Exercise prompt:
Retype all of the entries exactly as they appear.

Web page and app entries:

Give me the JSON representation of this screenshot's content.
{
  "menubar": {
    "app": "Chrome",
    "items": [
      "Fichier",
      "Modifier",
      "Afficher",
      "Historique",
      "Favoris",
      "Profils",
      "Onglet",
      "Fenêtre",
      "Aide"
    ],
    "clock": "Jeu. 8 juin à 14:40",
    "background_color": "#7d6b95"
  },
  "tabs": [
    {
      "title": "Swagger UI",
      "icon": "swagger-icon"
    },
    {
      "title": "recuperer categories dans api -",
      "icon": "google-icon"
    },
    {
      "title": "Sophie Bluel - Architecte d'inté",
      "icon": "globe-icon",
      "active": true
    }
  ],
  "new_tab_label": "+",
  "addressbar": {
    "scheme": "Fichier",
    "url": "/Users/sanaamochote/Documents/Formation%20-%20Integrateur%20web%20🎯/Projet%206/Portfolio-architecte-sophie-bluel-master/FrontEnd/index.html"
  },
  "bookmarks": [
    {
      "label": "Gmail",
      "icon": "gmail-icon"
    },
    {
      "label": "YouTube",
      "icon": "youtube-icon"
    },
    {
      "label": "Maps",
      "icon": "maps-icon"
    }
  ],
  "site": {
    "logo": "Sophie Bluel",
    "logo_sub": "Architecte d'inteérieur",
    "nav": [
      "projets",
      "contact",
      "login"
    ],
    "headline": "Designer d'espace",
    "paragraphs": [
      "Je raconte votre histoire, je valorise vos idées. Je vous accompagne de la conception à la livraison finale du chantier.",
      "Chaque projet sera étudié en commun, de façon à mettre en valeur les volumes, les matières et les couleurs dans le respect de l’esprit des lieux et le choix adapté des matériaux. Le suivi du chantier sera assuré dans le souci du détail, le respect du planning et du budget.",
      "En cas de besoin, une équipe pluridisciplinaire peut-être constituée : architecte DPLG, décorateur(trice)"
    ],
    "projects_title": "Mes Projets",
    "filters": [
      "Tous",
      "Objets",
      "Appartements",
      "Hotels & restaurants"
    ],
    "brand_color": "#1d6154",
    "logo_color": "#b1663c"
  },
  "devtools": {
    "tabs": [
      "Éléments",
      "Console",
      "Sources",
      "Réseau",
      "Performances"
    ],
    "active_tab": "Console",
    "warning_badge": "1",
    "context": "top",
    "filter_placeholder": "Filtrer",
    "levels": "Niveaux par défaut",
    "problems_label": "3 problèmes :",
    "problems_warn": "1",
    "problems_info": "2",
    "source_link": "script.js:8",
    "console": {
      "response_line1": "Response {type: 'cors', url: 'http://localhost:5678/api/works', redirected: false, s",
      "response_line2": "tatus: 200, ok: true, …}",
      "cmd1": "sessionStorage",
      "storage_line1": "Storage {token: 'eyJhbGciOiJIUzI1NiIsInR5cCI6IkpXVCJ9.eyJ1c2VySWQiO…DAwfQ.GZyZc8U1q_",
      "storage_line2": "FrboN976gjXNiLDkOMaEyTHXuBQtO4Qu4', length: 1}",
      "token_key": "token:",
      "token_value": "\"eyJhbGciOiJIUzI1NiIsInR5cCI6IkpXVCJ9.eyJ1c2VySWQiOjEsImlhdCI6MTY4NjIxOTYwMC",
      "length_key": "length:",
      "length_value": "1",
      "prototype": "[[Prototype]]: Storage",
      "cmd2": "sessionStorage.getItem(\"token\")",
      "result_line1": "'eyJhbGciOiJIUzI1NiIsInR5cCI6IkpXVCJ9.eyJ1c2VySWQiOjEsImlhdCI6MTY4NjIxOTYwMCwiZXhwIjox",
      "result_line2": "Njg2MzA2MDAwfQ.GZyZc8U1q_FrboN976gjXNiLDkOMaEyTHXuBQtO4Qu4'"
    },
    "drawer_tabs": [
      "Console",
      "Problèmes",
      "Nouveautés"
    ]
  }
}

Result:
Give me the JSON representation of this screenshot's content.
{
  "menubar": {
    "app": "Chrome",
    "items": [
      "Fichier",
      "Modifier",
      "Afficher",
      "Historique",
      "Favoris",
      "Profils",
      "Onglet",
      "Fenêtre",
      "Aide"
    ],
    "clock": "Jeu. 8 juin à 14:40",
    "background_color": "#7d6b95"
  },
  "tabs": [
    {
      "title": "Swagger UI",
      "icon": "swagger-icon"
    },
    {
      "title": "recuperer categories dans api -",
      "icon": "google-icon"
    },
    {
      "title": "Sophie Bluel - Architecte d'inté",
      "icon": "globe-icon",
      "active": true
    }
  ],
  "new_tab_label": "+",
  "addressbar": {
    "scheme": "Fichier",
    "url": "/Users/sanaamochote/Documents/Formation%20-%20Integrateur%20web%20🎯/Projet%206/Portfolio-architecte-sophie-bluel-master/FrontEnd/index.html"
  },
  "bookmarks": [
    {
      "label": "Gmail",
      "icon": "gmail-icon"
    },
    {
      "label": "YouTube",
      "icon": "youtube-icon"
    },
    {
      "label": "Maps",
      "icon": "maps-icon"
    }
  ],
  "site": {
    "logo": "Sophie Bluel",
    "logo_sub": "Architecte d'inteérieur",
    "nav": [
      "projets",
      "contact",
      "login"
    ],
    "headline": "Designer d'espace",
    "paragraphs": [
      "Je raconte votre histoire, je valorise vos idées. Je vous accompagne de la conception à la livraison finale du chantier.",
      "Chaque projet sera étudié en commun, de façon à mettre en valeur les volumes, les matières et les couleurs dans le respect de l’esprit des lieux et le choix adapté des matériaux. Le suivi du chantier sera assuré dans le souci du détail, le respect du planning et du budget.",
      "En cas de besoin, une équipe pluridisciplinaire peut-être constituée : architecte DPLG, décorateur(trice)"
    ],
    "projects_title": "Mes Projets",
    "filters": [
      "Tous",
      "Objets",
      "Appartements",
      "Hotels & restaurants"
    ],
    "brand_color": "#1d6154",
    "logo_color": "#b1663c"
  },
  "devtools": {
    "tabs": [
      "Éléments",
      "Console",
      "Sources",
      "Réseau",
      "Performances"
    ],
    "active_tab": "Console",
    "warning_badge": "1",
    "context": "top",
    "filter_placeholder": "Filtrer",
    "levels": "Niveaux par défaut",
    "problems_label": "3 problèmes :",
    "problems_warn": "1",
    "problems_info": "2",
    "source_link": "script.js:8",
    "console": {
      "response_line1": "Response {type: 'cors', url: 'http://localhost:5678/api/works', redirected: false, s",
      "response_line2": "tatus: 200, ok: true, …}",
      "cmd1": "sessionStorage",
      "storage_line1": "Storage {token: 'eyJhbGciOiJIUzI1NiIsInR5cCI6IkpXVCJ9.eyJ1c2VySWQiO…DAwfQ.GZyZc8U1q_",
      "storage_line2": "FrboN976gjXNiLDkOMaEyTHXuBQtO4Qu4', length: 1}",
      "token_key": "token:",
      "token_value": "\"eyJhbGciOiJIUzI1NiIsInR5cCI6IkpXVCJ9.eyJ1c2VySWQiOjEsImlhdCI6MTY4NjIxOTYwMC",
      "length_key": "length:",
      "length_value": "1",
      "prototype": "[[Prototype]]: Storage",
      "cmd2": "sessionStorage.getItem(\"token\")",
      "result_line1": "'eyJhbGciOiJIUzI1NiIsInR5cCI6IkpXVCJ9.eyJ1c2VySWQiOjEsImlhdCI6MTY4NjIxOTYwMCwiZXhwIjox",
      "result_line2": "Njg2MzA2MDAwfQ.GZyZc8U1q_FrboN976gjXNiLDkOMaEyTHXuBQtO4Qu4'"
    },
    "drawer_tabs": [
      "Console",
      "Problèmes",
      "Nouveautés"
    ]
  }
}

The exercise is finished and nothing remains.